Why read it? The thoughts of the enlisted man before and during the fighting. The antagonism of the enlisted man for the officer. The thoughts of the General who had complete power over the men under his control. The General, who finally suspected that he had had nothing to do with the victory.
“He was functioning more like an animal now than a man.” p. 456.
“If he had to endure one more artillery shelling he might have collapsed; his terror always expanded in a situation where he could do nothing to affect it.” p. 456.
“A half-hour later, Lieutenant Hearn was killed by a machine-gun bullet which passed through his chest.” p. 469.
“For the first time he bridged the distance between his few contacts with Hearn and the last glimpse he had had of him, the bloody meaningless corpse.” p. 471.
“Listen, Polack, you think there’s a God? If there is, he sure is a sonofabitch.” p. 472.

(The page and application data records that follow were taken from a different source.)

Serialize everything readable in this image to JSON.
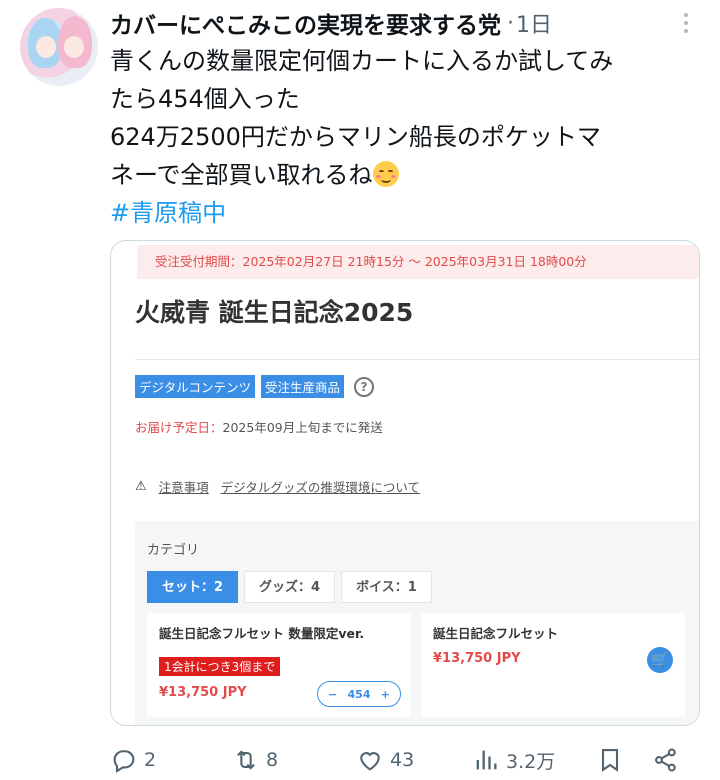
{
  "tweet": {
    "author_name": "カバーにぺこみこの実現を要求する党",
    "separator": "·",
    "time": "1日",
    "text_lines": [
      "青くんの数量限定何個カートに入るか試してみ",
      "たら454個入った",
      "624万2500円だからマリン船長のポケットマ",
      "ネーで全部買い取れるね"
    ],
    "hashtag": "#青原稿中"
  },
  "media": {
    "banner": "受注受付期間：2025年02月27日 21時15分 〜 2025年03月31日 18時00分",
    "title": "火威青 誕生日記念2025",
    "tags": [
      "デジタルコンテンツ",
      "受注生産商品"
    ],
    "help_glyph": "?",
    "delivery_label": "お届け予定日：",
    "delivery_value": "2025年09月上旬までに発送",
    "warning_glyph": "⚠",
    "notes_link": "注意事項",
    "digital_link": "デジタルグッズの推奨環境について",
    "category_label": "カテゴリ",
    "tabs": [
      {
        "label": "セット：2",
        "active": true
      },
      {
        "label": "グッズ：4",
        "active": false
      },
      {
        "label": "ボイス：1",
        "active": false
      }
    ],
    "products": [
      {
        "name": "誕生日記念フルセット 数量限定ver.",
        "limit": "1会計につき3個まで",
        "price": "¥13,750 JPY",
        "stepper_minus": "−",
        "quantity": "454",
        "stepper_plus": "+"
      },
      {
        "name": "誕生日記念フルセット",
        "price": "¥13,750 JPY",
        "cart_glyph": "🛒"
      }
    ]
  },
  "actions": {
    "replies": "2",
    "retweets": "8",
    "likes": "43",
    "views": "3.2万"
  },
  "colors": {
    "accent": "#1d9bf0",
    "muted": "#536471",
    "shop_blue": "#3b8ee6",
    "shop_red": "#e24b4b"
  },
  "icons": [
    "more-icon",
    "smiling-face-emoji",
    "reply-icon",
    "retweet-icon",
    "like-icon",
    "views-icon",
    "bookmark-icon",
    "share-icon",
    "warning-icon",
    "help-icon",
    "cart-icon"
  ]
}
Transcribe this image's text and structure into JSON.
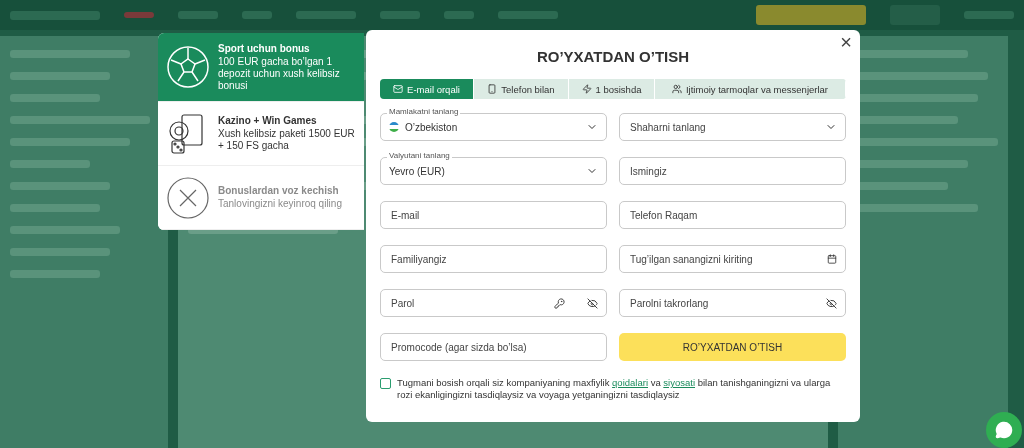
{
  "bonuses": [
    {
      "kind": "sport",
      "selected": true,
      "title": "Sport uchun bonus",
      "text": "100 EUR gacha bo’lgan 1 depozit uchun xush kelibsiz bonusi"
    },
    {
      "kind": "casino",
      "selected": false,
      "title": "Kazino + Win Games",
      "text": "Xush kelibsiz paketi 1500 EUR + 150 FS gacha"
    },
    {
      "kind": "decline",
      "selected": false,
      "title": "Bonuslardan voz kechish",
      "text": "Tanlovingizni keyinroq qiling"
    }
  ],
  "modal": {
    "title": "RO’YXATDAN O’TISH",
    "close": "×",
    "tabs": [
      {
        "kind": "mail",
        "label": "E-mail orqali",
        "selected": true
      },
      {
        "kind": "phone",
        "label": "Telefon bilan",
        "selected": false
      },
      {
        "kind": "bolt",
        "label": "1 bosishda",
        "selected": false
      },
      {
        "kind": "people",
        "label": "Ijtimoiy tarmoqlar va messenjerlar",
        "selected": false
      }
    ],
    "fields": [
      {
        "kind": "select",
        "label": "Mamlakatni tanlang",
        "value": "O’zbekiston",
        "flag": true
      },
      {
        "kind": "select",
        "placeholder": "Shaharni tanlang"
      },
      {
        "kind": "select",
        "label": "Valyutani tanlang",
        "value": "Yevro (EUR)"
      },
      {
        "kind": "input",
        "placeholder": "Ismingiz"
      },
      {
        "kind": "input",
        "placeholder": "E-mail"
      },
      {
        "kind": "input",
        "placeholder": "Telefon Raqam"
      },
      {
        "kind": "input",
        "placeholder": "Familiyangiz"
      },
      {
        "kind": "date",
        "placeholder": "Tug’ilgan sanangizni kiriting"
      },
      {
        "kind": "password",
        "placeholder": "Parol",
        "generate": true
      },
      {
        "kind": "password",
        "placeholder": "Parolni takrorlang",
        "generate": false
      },
      {
        "kind": "input",
        "placeholder": "Promocode (agar sizda bo’lsa)"
      }
    ],
    "submit": "RO’YXATDAN O’TISH",
    "consent": {
      "checked": false,
      "segments": [
        {
          "kind": "text",
          "text": "Tugmani bosish orqali siz kompaniyaning maxfiylik "
        },
        {
          "kind": "link",
          "text": "qoidalari"
        },
        {
          "kind": "text",
          "text": " va "
        },
        {
          "kind": "link",
          "text": "siyosati"
        },
        {
          "kind": "text",
          "text": " bilan tanishganingizni va ularga rozi ekanligingizni tasdiqlaysiz va voyaga yetganingizni tasdiqlaysiz"
        }
      ]
    }
  }
}
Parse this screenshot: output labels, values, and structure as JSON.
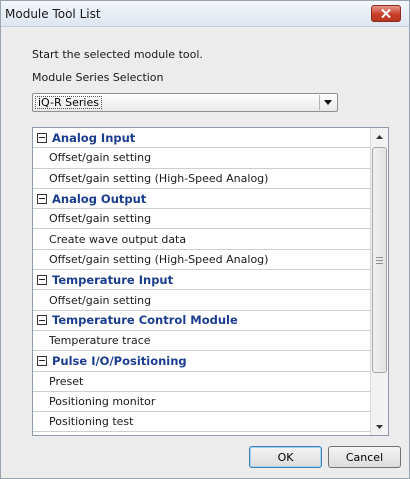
{
  "window": {
    "title": "Module Tool List",
    "close_icon": "close-icon",
    "close_color": "#c9402a"
  },
  "description": "Start the selected module tool.",
  "series_selection": {
    "label": "Module Series Selection",
    "selected": "iQ-R Series"
  },
  "tool_list": {
    "groups": [
      {
        "label": "Analog Input",
        "items": [
          "Offset/gain setting",
          "Offset/gain setting (High-Speed Analog)"
        ]
      },
      {
        "label": "Analog Output",
        "items": [
          "Offset/gain setting",
          "Create wave output data",
          "Offset/gain setting (High-Speed Analog)"
        ]
      },
      {
        "label": "Temperature Input",
        "items": [
          "Offset/gain setting"
        ]
      },
      {
        "label": "Temperature Control Module",
        "items": [
          "Temperature trace"
        ]
      },
      {
        "label": "Pulse I/O/Positioning",
        "items": [
          "Preset",
          "Positioning monitor",
          "Positioning test"
        ]
      }
    ],
    "group_label_color": "#1b3d8f"
  },
  "buttons": {
    "ok_label": "OK",
    "cancel_label": "Cancel"
  }
}
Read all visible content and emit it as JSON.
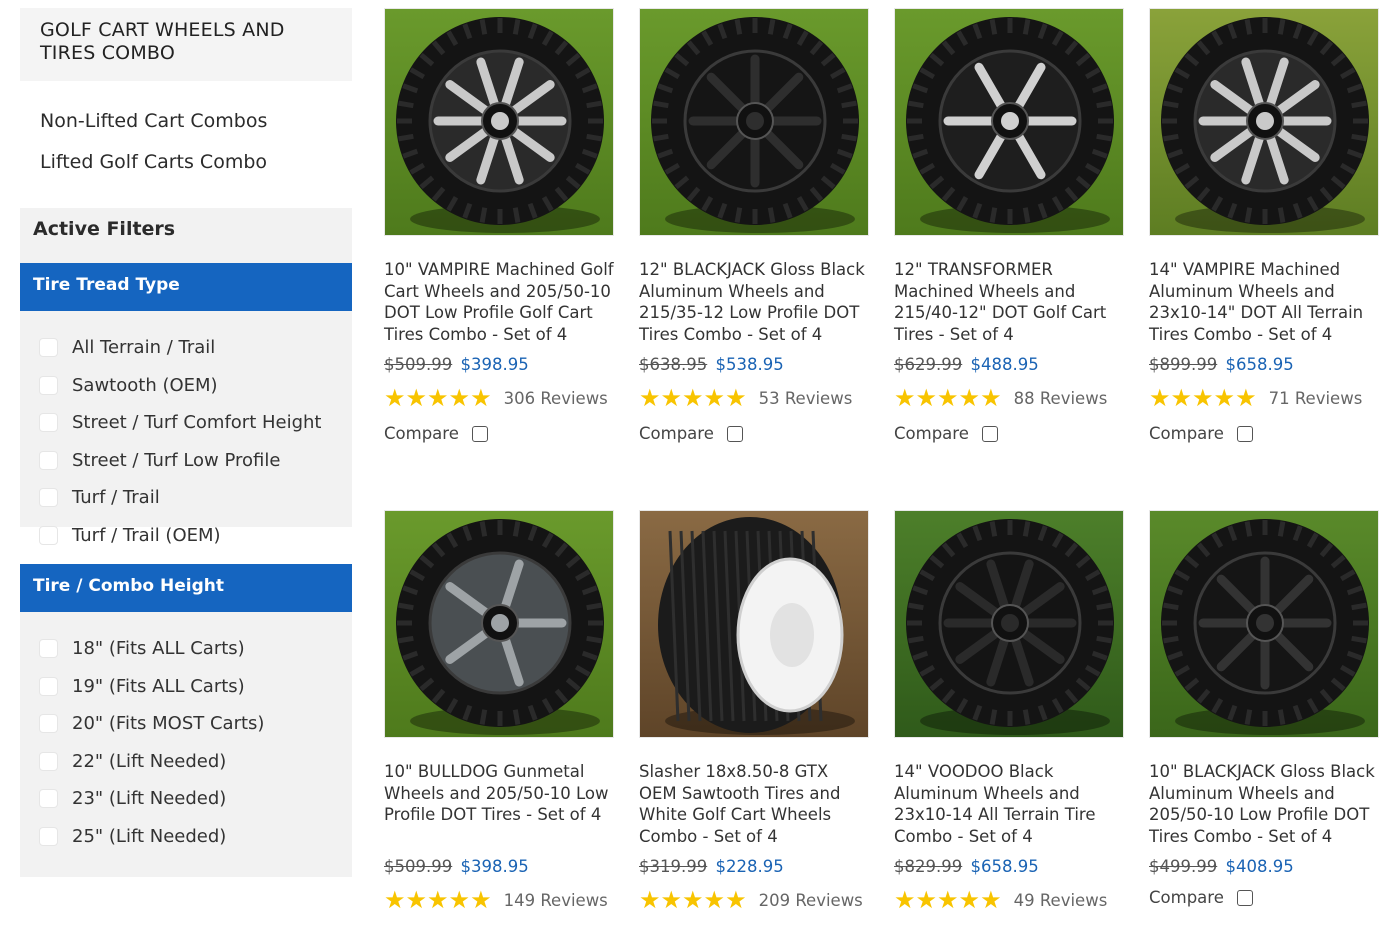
{
  "sidebar": {
    "category_title": "GOLF CART WHEELS AND TIRES COMBO",
    "subcategories": [
      "Non-Lifted Cart Combos",
      "Lifted Golf Carts Combo"
    ],
    "active_filters_title": "Active Filters",
    "filters": [
      {
        "title": "Tire Tread Type",
        "options": [
          "All Terrain / Trail",
          "Sawtooth (OEM)",
          "Street / Turf Comfort Height",
          "Street / Turf Low Profile",
          "Turf / Trail",
          "Turf / Trail (OEM)"
        ]
      },
      {
        "title": "Tire / Combo Height",
        "options": [
          "18\" (Fits ALL Carts)",
          "19\" (Fits ALL Carts)",
          "20\" (Fits MOST Carts)",
          "22\" (Lift Needed)",
          "23\" (Lift Needed)",
          "25\" (Lift Needed)"
        ]
      }
    ]
  },
  "colors": {
    "accent": "#1565c0",
    "price": "#1a63b4",
    "star": "#f8c400",
    "panel": "#f2f2f2"
  },
  "products": [
    {
      "title": "10\" VAMPIRE Machined Golf Cart Wheels and 205/50-10 DOT Low Profile Golf Cart Tires Combo - Set of 4",
      "old_price": "$509.99",
      "new_price": "$398.95",
      "rating": 5,
      "stars": "★★★★★",
      "reviews": "306 Reviews",
      "compare": "Compare",
      "image": "vampire-machined-wheel",
      "bg": "grass"
    },
    {
      "title": "12\" BLACKJACK Gloss Black Aluminum Wheels and 215/35-12 Low Profile DOT Tires Combo - Set of 4",
      "old_price": "$638.95",
      "new_price": "$538.95",
      "rating": 5,
      "stars": "★★★★★",
      "reviews": "53 Reviews",
      "compare": "Compare",
      "image": "blackjack-black-wheel",
      "bg": "grass"
    },
    {
      "title": "12\" TRANSFORMER Machined Wheels and 215/40-12\" DOT Golf Cart Tires - Set of 4",
      "old_price": "$629.99",
      "new_price": "$488.95",
      "rating": 5,
      "stars": "★★★★★",
      "reviews": "88 Reviews",
      "compare": "Compare",
      "image": "transformer-machined-wheel",
      "bg": "grass"
    },
    {
      "title": "14\" VAMPIRE Machined Aluminum Wheels and 23x10-14\" DOT All Terrain Tires Combo - Set of 4",
      "old_price": "$899.99",
      "new_price": "$658.95",
      "rating": 5,
      "stars": "★★★★★",
      "reviews": "71 Reviews",
      "compare": "Compare",
      "image": "vampire-all-terrain-wheel",
      "bg": "grass-warm"
    },
    {
      "title": "10\" BULLDOG Gunmetal Wheels and 205/50-10 Low Profile DOT Tires - Set of 4",
      "old_price": "$509.99",
      "new_price": "$398.95",
      "rating": 5,
      "stars": "★★★★★",
      "reviews": "149 Reviews",
      "compare": "",
      "image": "bulldog-gunmetal-wheel",
      "bg": "grass"
    },
    {
      "title": "Slasher 18x8.50-8 GTX OEM Sawtooth Tires and White Golf Cart Wheels Combo - Set of 4",
      "old_price": "$319.99",
      "new_price": "$228.95",
      "rating": 5,
      "stars": "★★★★★",
      "reviews": "209 Reviews",
      "compare": "",
      "image": "sawtooth-white-wheel",
      "bg": "dirt"
    },
    {
      "title": "14\" VOODOO Black Aluminum Wheels and 23x10-14 All Terrain Tire Combo - Set of 4",
      "old_price": "$829.99",
      "new_price": "$658.95",
      "rating": 5,
      "stars": "★★★★★",
      "reviews": "49 Reviews",
      "compare": "",
      "image": "voodoo-black-wheel",
      "bg": "grass-blue"
    },
    {
      "title": "10\" BLACKJACK Gloss Black Aluminum Wheels and 205/50-10 Low Profile DOT Tires Combo - Set of 4",
      "old_price": "$499.99",
      "new_price": "$408.95",
      "rating": 0,
      "stars": "",
      "reviews": "",
      "compare": "Compare",
      "image": "blackjack-10-black-wheel",
      "bg": "grass-dark"
    }
  ]
}
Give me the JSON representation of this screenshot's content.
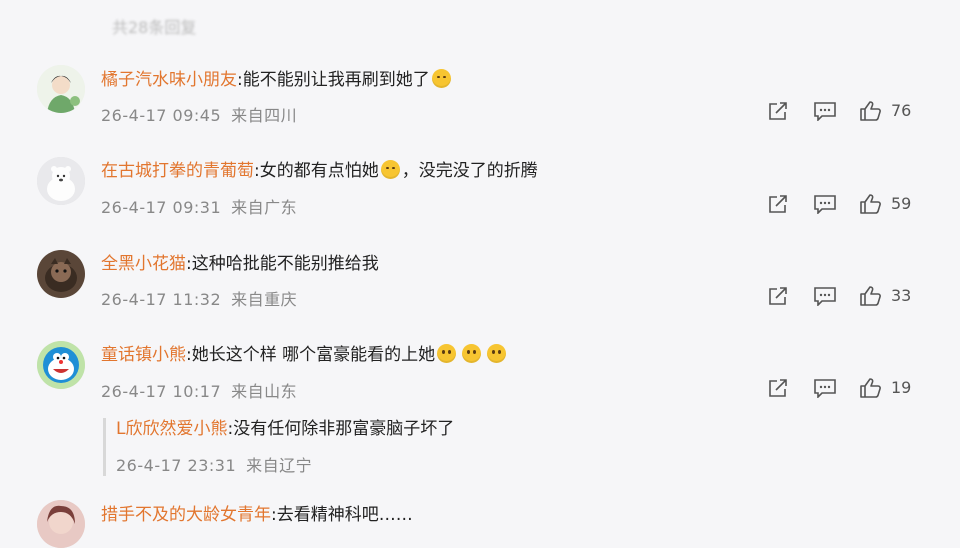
{
  "top_partial_text": "共28条回复",
  "comments": [
    {
      "user": "橘子汽水味小朋友",
      "sep": ":",
      "text": "能不能别让我再刷到她了",
      "emoji": "laugh",
      "date": "26-4-17 09:45",
      "location": "来自四川",
      "likes": "76"
    },
    {
      "user": "在古城打拳的青葡萄",
      "sep": ":",
      "text_a": "女的都有点怕她",
      "text_b": "，没完没了的折腾",
      "emoji": "laugh",
      "date": "26-4-17 09:31",
      "location": "来自广东",
      "likes": "59"
    },
    {
      "user": "全黑小花猫",
      "sep": ":",
      "text": "这种哈批能不能别推给我",
      "date": "26-4-17 11:32",
      "location": "来自重庆",
      "likes": "33"
    },
    {
      "user": "童话镇小熊",
      "sep": ":",
      "text": "她长这个样 哪个富豪能看的上她",
      "emoji_count": 3,
      "date": "26-4-17 10:17",
      "location": "来自山东",
      "likes": "19"
    },
    {
      "user": "措手不及的大龄女青年",
      "sep": ":",
      "text": "去看精神科吧……"
    }
  ],
  "reply": {
    "user": "L欣欣然爱小熊",
    "sep": ":",
    "text": "没有任何除非那富豪脑子坏了",
    "date": "26-4-17 23:31",
    "location": "来自辽宁"
  },
  "icons": [
    "share-icon",
    "comment-icon",
    "like-icon"
  ],
  "colors": {
    "username": "#e2762f",
    "meta": "#888888",
    "background": "#f6f6f8"
  }
}
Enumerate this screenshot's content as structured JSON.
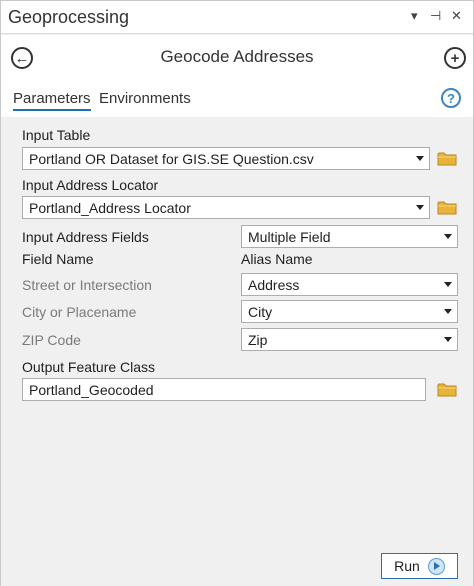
{
  "pane": {
    "title": "Geoprocessing",
    "menu_icon": "dropdown-arrow-icon",
    "pin_icon": "pin-icon",
    "close_icon": "close-icon"
  },
  "tool": {
    "title": "Geocode Addresses",
    "back_icon": "back-arrow-icon",
    "add_icon": "add-icon"
  },
  "tabs": {
    "parameters": "Parameters",
    "environments": "Environments",
    "help_icon": "help-icon",
    "help_glyph": "?"
  },
  "params": {
    "input_table_label": "Input Table",
    "input_table_value": "Portland OR Dataset for GIS.SE Question.csv",
    "locator_label": "Input Address Locator",
    "locator_value": "Portland_Address Locator",
    "fields_label": "Input Address Fields",
    "fields_value": "Multiple Field",
    "field_name_header": "Field Name",
    "alias_name_header": "Alias Name",
    "street_label": "Street or Intersection",
    "street_value": "Address",
    "city_label": "City or Placename",
    "city_value": "City",
    "zip_label": "ZIP Code",
    "zip_value": "Zip",
    "output_label": "Output Feature Class",
    "output_value": "Portland_Geocoded"
  },
  "run": {
    "label": "Run",
    "icon": "play-icon"
  },
  "colors": {
    "accent": "#1f6fb5",
    "folder": "#e8b33a"
  }
}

“Each of them was fighting his private battle.” p. 486.
“…ever since the second ambush he had been feeling the apprehension of a man in a dream who knows he is guilty, is waiting for his punishment, and cannot remember his crime.” p. 497.
“Toward the end they had only a dumb wonder that they could abuse their bodies so mightily and have them still function.” p. 501.
“But it never occurred to him to quit [to die from his wound]…so many things he wanted to do.” p. 502.
“…they did not think of themselves as individual men any longer…were merely envelopes of suffering.” p. 512.
To be concluded.
Note: Blog will resume on Monday, November 30, 2009. RayS.